- Finding an exercise “buddy” will also help you stay motivated.
- Keep an exercise record.
What type of exercise is best?
Stretching: Slow lengthening of the muscles. Stretching the arms and legs before and after exercising helps prepare the muscles for activity and helps prevent injury and muscle strain. Regular stretching also increases your range of motion and flexibility.
Cardiovascular or aerobic: Steady physical activity using large muscle groups. This type of exercise strengthens the heart and lungs and improves the body’s ability to use oxygen.
Aerobic exercises include: Warm-up, cool down, walking, bicycling (stationary or outdoor), low impact aerobics, or water aerobics.
How often should I exercise?
In general, to achieve maximum benefits, you should gradually work up to an aerobic session lasting 20-30 minutes, 3-5 times a week.
- Avoid lifting, pushing, pulling heavy objects and chores such as raking, mowing or scrubbing. Chores around the house may sometimes be tiring, so ask for help.
- Avoid push-ups, sit-ups, and isometric exercises.Isometric exercises involve straining muscles against other muscles.

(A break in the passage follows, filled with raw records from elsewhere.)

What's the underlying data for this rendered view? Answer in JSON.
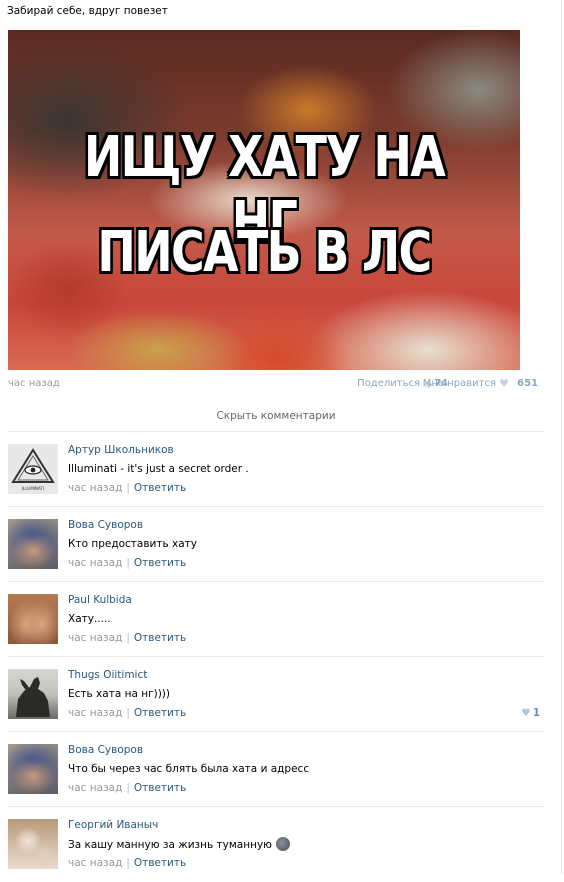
{
  "post": {
    "text": "Забирай себе, вдруг повезет",
    "image_caption_line1": "ИЩУ ХАТУ НА НГ",
    "image_caption_line2": "ПИСАТЬ В ЛС",
    "time": "час назад",
    "share_label": "Поделиться",
    "share_count": "74",
    "like_label": "Мне нравится",
    "like_count": "651",
    "hide_comments_label": "Скрыть комментарии"
  },
  "comments": [
    {
      "author": "Артур Школьников",
      "text": "Illuminati - it's just a secret order .",
      "time": "час назад",
      "reply": "Ответить",
      "likes": ""
    },
    {
      "author": "Вова Суворов",
      "text": "Кто предоставить хату",
      "time": "час назад",
      "reply": "Ответить",
      "likes": ""
    },
    {
      "author": "Paul Kulbida",
      "text": "Хату.....",
      "time": "час назад",
      "reply": "Ответить",
      "likes": ""
    },
    {
      "author": "Thugs Oiitimict",
      "text": "Есть хата на нг))))",
      "time": "час назад",
      "reply": "Ответить",
      "likes": "1"
    },
    {
      "author": "Вова Суворов",
      "text": "Что бы через час блять была хата и адресс",
      "time": "час назад",
      "reply": "Ответить",
      "likes": ""
    },
    {
      "author": "Георгий Иваныч",
      "text": "За кашу манную за жизнь туманную",
      "time": "час назад",
      "reply": "Ответить",
      "likes": ""
    }
  ],
  "illuminati_avatar_text": "ILLUMINATI",
  "colors": {
    "link": "#2b587a",
    "meta": "#999999",
    "like_accent": "#8aa6c1"
  },
  "icons": {
    "share": "megaphone-icon",
    "like": "heart-icon",
    "comment_like": "heart-icon",
    "emoji": "smiley-icon"
  }
}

- Avoid exercising outdoors when it is too cold, hot, or humid. Try mall walking if the weather is not desirable.
- Do not exercise if you are not feeling well or if you have a fever.Wait a few days after all symptoms disappear before restarting your exercise program, unless your doctor or nurse gives you other directions.
Stop exercising and rest if you:
- Have chest pain or pressure, neck, arm, jaw or shoulder discomfort
- Feel weak
- Are dizzy or lightheaded
- Have unexplained weight gain or swelling
- Have any other symptoms that are cause for concern
If symptoms do not resolve within 3-5 minutes, call your doctor or call 911.
“Think Through the Task to be Done”
You can help yourself feel better by conserving your energy. Pacing yourself, getting enough rest, and simplifying tasks, allows you to do more without getting as tired. You’ll also be less short of breath.
- Plan your daily chores in advance so that you won’t feel rushed or have to push beyond your limitations.Break up large tasks into more manageable ones. Delegate tasks and responsibilities.
- Do the tasks that require the most exertion when you have the most energy.
- Alternate easy and difficult activities, and take rest periods between them to prevent over-fatigue.
- Save 50% of your energy: sit down to do your work whenever you can.Use a stool at the kitchen counter, at the workbench, or in the shower.
- Prepare food for two or more meals in one cooking session.Refrigerate or freeze individual size meals for another time.
- Keep things you use the most at waist level so you can get to them without reaching or bending.
- Use lightweight, nonstick pots and cookware.
- Use assistive devices to help you.These include: cordless phones, electric can openers and grab bars.
- Plan your day so you don’t have to climb stairs more than a few times.
- Adopt a cooperative work-sharing attitude with your family.
The Borg Scale for Rating of Perceived Exertion